Newly Anti-Nuclear Japan Scrambles for Renewable Energy Solutions
With the disastrous tsunami of March 11, 2011 looming not far in the background, Japan is struggling to decide what to do about record energy shortages. Public opinion has turned strongly against nuclear energy and put plans for nuclear expansion, popular up to the time of the earthquake, suddenly out of the question. With politicians stuttering over allowing routine nuclear reactor restarts after annual maintenance shutdowns, only 19 of Japanâ€™s 54 nuclear reactors are currently operating, and with the summer heat working its way through Tokyo, energy demand typically strains even the fully supported grid. Without the full backing of Japanâ€™s nuclear power plants, the question of what to do to keep the countryâ€™s lights on is becoming more pressing with each degree the thermometers climb.
With the energy crisis ramping up under the summer heat, Japan has redoubled its emphasis on its â€œCool Bizâ€ campaign that has been in place since 2005 and is now renamed â€œSuper Cool Bizâ€ in acknowledgement of the increasing severity of the problem. Businesses are encouraged to keep thermostats set to 85F during the height of summer and to have workers shed their suits and dress shirts for khaki shorts and sandals. Offices are also encouraged to increase the telecommuting option for workers where possible, and to shift operations toward earlier morning hours.
Even with drastic energy-saving measures in place, the hopes for making severe cuts to energy consumption are not high. Japan already consumes less energy than the world average for each point of its GDP by 20% and less than the US by a whopping 30%. With shiny new cars parked behind every garage door waiting to drink the purchased oil Japan needs to make up its energy short falls, the choices arenâ€™t getting any easier.
Everyone is cutting down to even the smallest expenditure. To do its part in conserving energy, the Ministry of Economy has even deactivated its automatic doors. As a country theyâ€™ve already improved energy efficiency by 37% in the last 30 years according to Japanâ€™s Agency for Natural Resources and Energy. Itâ€™s not like the problem is merely curbing extravagant and wasteful uses of energy. Theyâ€™re looking at having to curb perfectly practical uses of energy for only the absolutely vital ones like powering hospital equipment and food storage facilities.

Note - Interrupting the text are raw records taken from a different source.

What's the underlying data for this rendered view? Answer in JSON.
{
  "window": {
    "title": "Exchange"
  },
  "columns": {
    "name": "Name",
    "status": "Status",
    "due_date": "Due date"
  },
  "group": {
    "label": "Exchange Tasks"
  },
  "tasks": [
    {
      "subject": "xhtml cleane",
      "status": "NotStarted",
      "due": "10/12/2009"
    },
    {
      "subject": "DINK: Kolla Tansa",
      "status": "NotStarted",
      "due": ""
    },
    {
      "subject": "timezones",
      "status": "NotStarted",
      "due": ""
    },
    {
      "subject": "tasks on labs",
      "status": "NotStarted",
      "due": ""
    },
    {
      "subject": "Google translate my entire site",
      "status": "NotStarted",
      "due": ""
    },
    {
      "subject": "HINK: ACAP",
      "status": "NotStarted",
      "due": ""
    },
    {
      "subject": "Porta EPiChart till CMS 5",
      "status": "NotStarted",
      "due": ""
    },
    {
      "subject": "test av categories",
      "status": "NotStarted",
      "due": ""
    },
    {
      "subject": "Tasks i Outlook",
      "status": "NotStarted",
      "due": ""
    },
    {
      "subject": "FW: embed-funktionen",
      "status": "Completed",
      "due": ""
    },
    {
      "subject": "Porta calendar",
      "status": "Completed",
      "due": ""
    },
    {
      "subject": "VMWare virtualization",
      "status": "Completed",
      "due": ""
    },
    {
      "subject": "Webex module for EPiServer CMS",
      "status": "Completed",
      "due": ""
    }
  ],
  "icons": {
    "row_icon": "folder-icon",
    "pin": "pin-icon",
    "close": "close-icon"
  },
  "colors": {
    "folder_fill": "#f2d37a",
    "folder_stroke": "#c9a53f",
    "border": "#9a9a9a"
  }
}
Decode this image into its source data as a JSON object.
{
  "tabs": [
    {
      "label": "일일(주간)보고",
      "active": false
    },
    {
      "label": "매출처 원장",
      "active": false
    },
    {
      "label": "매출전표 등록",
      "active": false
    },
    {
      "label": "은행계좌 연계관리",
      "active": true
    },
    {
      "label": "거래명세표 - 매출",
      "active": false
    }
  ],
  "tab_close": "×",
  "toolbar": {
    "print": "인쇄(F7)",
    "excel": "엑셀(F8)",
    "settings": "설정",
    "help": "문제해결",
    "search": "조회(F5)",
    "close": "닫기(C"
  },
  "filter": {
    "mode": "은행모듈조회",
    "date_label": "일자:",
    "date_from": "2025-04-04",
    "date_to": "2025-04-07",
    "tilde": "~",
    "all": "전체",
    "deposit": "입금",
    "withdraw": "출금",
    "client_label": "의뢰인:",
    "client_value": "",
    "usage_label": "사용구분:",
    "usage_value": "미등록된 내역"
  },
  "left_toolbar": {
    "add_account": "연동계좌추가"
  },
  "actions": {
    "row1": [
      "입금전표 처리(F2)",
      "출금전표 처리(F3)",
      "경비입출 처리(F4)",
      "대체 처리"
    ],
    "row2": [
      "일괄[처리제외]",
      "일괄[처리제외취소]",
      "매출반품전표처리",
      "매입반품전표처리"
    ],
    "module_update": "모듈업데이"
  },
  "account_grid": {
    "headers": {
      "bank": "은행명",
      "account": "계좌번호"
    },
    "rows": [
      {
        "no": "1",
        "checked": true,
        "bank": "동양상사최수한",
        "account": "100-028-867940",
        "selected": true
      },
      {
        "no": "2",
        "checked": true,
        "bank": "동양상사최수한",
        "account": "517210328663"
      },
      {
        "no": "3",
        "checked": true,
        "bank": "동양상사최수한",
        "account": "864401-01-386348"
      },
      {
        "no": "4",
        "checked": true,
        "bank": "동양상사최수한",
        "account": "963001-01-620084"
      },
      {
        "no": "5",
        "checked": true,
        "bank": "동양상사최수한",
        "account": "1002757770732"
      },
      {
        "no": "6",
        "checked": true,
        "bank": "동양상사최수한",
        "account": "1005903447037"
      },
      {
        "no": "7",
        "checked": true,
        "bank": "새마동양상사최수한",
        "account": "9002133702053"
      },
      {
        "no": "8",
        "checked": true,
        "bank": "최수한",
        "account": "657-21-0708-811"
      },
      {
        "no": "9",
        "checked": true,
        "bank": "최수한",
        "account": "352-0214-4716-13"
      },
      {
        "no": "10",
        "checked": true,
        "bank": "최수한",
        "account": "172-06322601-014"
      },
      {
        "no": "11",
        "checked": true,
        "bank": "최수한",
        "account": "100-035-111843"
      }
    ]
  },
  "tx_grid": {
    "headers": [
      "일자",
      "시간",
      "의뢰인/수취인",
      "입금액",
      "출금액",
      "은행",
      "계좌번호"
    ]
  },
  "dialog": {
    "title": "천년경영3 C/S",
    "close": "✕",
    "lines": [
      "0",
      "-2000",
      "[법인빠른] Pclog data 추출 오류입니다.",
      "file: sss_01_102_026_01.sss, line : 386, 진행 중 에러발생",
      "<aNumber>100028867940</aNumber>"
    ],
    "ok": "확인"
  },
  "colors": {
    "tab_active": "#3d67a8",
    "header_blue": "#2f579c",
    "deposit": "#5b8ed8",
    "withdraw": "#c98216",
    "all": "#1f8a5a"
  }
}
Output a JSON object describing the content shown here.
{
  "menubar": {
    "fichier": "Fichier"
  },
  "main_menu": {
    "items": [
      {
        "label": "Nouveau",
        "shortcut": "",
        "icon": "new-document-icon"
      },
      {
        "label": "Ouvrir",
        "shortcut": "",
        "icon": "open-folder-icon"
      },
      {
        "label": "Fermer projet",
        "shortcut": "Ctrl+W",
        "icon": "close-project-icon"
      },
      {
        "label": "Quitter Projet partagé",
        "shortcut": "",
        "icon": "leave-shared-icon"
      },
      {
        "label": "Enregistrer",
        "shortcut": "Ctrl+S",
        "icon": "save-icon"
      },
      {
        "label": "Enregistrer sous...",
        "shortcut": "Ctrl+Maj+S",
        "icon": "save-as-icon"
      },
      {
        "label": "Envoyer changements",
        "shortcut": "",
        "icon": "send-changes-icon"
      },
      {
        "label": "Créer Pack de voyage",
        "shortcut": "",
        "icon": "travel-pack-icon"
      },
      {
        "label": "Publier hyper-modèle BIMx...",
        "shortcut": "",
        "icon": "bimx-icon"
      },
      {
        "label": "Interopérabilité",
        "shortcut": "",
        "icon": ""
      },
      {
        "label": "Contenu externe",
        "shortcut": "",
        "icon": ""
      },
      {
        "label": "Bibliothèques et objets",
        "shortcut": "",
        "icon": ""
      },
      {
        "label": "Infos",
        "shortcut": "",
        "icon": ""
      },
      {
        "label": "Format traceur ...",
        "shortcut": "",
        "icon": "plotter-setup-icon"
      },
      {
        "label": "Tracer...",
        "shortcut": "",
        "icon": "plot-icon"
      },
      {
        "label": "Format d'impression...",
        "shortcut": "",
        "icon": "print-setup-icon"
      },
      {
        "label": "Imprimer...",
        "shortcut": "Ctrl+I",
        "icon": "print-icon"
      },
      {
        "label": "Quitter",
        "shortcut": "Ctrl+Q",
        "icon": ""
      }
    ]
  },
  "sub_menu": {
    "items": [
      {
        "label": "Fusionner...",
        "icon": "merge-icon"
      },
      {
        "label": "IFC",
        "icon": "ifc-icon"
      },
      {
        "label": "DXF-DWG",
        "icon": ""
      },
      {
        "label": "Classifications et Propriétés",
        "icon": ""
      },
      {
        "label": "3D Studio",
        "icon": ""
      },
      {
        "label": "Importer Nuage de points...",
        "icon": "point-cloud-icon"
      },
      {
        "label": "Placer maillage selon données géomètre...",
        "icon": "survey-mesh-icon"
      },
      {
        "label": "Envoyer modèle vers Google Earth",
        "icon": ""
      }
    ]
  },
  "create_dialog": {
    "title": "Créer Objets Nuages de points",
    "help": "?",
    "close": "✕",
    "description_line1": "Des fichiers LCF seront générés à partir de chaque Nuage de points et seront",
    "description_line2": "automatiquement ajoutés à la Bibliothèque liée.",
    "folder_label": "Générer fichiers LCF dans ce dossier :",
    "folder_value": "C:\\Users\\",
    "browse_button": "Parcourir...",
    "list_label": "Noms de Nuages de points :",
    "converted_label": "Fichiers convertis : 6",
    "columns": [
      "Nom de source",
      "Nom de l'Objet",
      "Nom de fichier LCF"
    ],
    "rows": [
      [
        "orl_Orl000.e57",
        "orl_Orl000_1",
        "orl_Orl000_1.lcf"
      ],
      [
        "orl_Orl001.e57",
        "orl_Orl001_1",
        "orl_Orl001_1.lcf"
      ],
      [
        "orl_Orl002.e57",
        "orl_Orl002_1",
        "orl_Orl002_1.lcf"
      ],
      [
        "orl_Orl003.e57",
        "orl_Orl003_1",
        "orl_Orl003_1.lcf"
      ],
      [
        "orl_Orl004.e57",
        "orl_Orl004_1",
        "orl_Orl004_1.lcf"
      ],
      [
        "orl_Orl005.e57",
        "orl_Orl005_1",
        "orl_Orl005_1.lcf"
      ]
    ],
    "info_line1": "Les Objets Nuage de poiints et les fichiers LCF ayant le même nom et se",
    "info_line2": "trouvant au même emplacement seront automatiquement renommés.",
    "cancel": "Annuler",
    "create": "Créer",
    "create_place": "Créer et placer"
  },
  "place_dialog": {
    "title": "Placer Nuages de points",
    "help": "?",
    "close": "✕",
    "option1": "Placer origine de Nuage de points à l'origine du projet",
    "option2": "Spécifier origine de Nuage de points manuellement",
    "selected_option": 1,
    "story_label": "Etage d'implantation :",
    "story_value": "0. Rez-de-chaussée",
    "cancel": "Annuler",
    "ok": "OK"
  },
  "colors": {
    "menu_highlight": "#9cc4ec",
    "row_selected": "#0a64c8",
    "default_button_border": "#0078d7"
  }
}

In the midst of all of these energy saving strategies and campaigns remains the question of what to do next. With Japanese citizens still unconvinced of the ability of their local reactors to survive an earthquake or tsunami, proponents of renewable energy are making their voices heard. With some 200 volcanoes and 28,000 hot springs, it has been estimated that the country could supply over 80,000 megawatts of electricity, enough power to meet half of the countryâ€™s energy demand. With the topography and seashores of the coast, an additional 80,000 megawatts could possibly be produced with land-based windmills.
Prior to suffering the no confidence vote in July, Japan's Prime Minister Kan had proposed a goal of powering 10 million Japanese homes with roof top photovoltaic panels by 2020. Now, Japan has set goals even beyond Kanâ€™s proposal and aims to increase the total PVC panel output of the country from 3,500 megawatts in 2010 to 53,000 megawatts in 2030 and to power18 million Japanese homes by that year.
Japanâ€™s nuclear proponents and those attached to the already existing nuclear infrastructure will not easily let go of nuclear possibilities, and with the heat of summer creeping in, it seems the main direction Japan turns for electricity will be decided in the coming months. The visions of an environmentally friendly 2030 are nice, but the sweat of the summer of 2011 may help worried citizens decide they donâ€™t mind their local reactor so much after all.
Whether the reactors are restarted or not, the hopes for nuclear expansion have most likely been forever dashed in Japan, and whatever direction the country turns for meeting further power demand will most likely include a diversified portfolio of earth friendly technology.
Masayoshi Son, Japanâ€™s wealthiest man, has started a research foundation for renewables backed by his own investment money, and so far the foundation has been honored to list 37 of the countryâ€™s 45 prefectures as founding members. The situation is ripe for leaps in innovation that could perhaps pave the way for the rest of the world to follow. As the temperature climbs, the whole world watches and waits to see what Japanâ€™s next step will be, and if itâ€™s one the rest of us could possibly follow.